On Tuesday morning I got calls from reporters, and by that evening I was on a plane to New York. CBS and Fox flew me in for their news shows. I couldn't believe it. This was not how I expected to get famous.
People stop me now and say, "Hey, you're that guy." Yeah, I'm that guy.
RUSSELL SHEPARD, 16, Houston
Top QB prospect, Class of 2009
Lesson learned: Don't underestimate the power of suggestion.
It started over spring break. It rained the whole week, and there wasn't much to do. I was bored. Zak Salazar, one of our offensive linemen, gave me a Florida hat. I liked it, so I took a picture of me wearing it and put it on my MySpace page. I typed in a comment about how I'd love to play for Florida because I really like Urban Meyer's offense.
Well, things got out of control. My page got 200 views in 30 minutes, and they just kept coming. The next day, I decided to do a little experiment. I put up a picture of me in a Texas A&M hat, and after that, of me in Texas stuff and LSU stuff. In a matter of four days, I had 10,000 views. I was getting all kinds of messages -- people telling me they hoped I'd come to their school. I had reporters from fan sites calling all the time about the hats. Soon the folks at Rivals.com started to cover it. I got so many messages, I had to separate myself from it. I quit posting for a while, and it calmed down. Thank goodness -- I needed to focus on spring practice.
Now I know that if you play a sport at a high level, people are watching you all the time: recruiters, fans, alumni, everybody. And I'm just a sophomore!
BRITTNEY GRINER, 16, Houston
Top girls basketball prospect, Class of 2009
Lesson learned: A dunk is worth a thousand hits.
People say all the time that they saw me dunk on YouTube. My coach put together a clip and sent it to some college coaches so I'd be on their radar; somehow it got on YouTube and took off. Now I can't go to the store without people telling me they saw it. Occasionally they'll yell, "Hook 'em Horns" or "Go Vols."

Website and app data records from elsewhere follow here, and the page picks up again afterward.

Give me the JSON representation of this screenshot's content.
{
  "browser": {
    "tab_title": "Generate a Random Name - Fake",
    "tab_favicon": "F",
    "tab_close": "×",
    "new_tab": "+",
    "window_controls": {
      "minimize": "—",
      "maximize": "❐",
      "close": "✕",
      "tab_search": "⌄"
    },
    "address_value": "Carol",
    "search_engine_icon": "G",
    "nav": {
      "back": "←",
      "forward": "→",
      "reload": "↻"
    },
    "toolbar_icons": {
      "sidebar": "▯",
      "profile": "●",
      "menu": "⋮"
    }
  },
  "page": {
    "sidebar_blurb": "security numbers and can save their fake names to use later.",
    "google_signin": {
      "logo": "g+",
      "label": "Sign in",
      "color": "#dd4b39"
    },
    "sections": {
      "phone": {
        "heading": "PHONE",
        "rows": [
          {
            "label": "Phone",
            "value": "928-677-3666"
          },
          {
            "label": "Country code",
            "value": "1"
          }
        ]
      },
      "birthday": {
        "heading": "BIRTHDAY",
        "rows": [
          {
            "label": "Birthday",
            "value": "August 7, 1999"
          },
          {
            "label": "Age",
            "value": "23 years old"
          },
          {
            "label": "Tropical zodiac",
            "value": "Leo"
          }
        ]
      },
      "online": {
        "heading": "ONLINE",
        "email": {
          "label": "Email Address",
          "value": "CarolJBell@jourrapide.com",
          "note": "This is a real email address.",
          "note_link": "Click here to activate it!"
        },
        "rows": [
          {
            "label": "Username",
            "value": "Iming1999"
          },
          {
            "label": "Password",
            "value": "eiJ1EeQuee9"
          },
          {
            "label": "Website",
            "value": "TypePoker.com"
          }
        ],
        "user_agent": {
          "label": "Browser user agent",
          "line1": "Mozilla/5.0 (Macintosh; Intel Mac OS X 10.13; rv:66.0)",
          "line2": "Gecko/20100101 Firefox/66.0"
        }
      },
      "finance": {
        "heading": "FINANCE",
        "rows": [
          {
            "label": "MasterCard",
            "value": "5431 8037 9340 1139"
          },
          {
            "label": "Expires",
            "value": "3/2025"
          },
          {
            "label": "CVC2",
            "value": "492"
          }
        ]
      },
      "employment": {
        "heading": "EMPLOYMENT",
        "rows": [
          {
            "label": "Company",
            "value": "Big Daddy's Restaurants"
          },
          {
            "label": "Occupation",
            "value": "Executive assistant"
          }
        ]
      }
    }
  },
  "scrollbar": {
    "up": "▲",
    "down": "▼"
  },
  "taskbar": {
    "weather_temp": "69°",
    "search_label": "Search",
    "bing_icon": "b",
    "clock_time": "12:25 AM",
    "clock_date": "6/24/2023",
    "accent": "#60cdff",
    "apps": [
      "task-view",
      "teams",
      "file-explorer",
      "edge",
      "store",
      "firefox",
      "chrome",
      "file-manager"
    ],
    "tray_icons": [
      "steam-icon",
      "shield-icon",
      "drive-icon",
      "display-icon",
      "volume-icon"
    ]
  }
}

My coach has told me not to get caught up in dunking even though it sometimes seems as if it's the only thing people care about, especially since the YouTube highlight surfaced. She says if I have a clean path to the basket, go for it, but if I have any doubt, I shouldn't. It's not worth getting hurt. Twice this year, I tried to dunk but got clipped. Both times I fell pretty hard. Anyway, dunking isn't the best part of my game; I'm better on defense. I hope the next time someone puts together a YouTube highlight of me, it's of my blocked shots.
I don't have a MySpace page, and I'm not on the computer much, but I do look at YouTube. I don't really get to see YouTube clips of my competition, though. Most high school clips are of the boys. We girls need more exposure, and not just those of us who can dunk.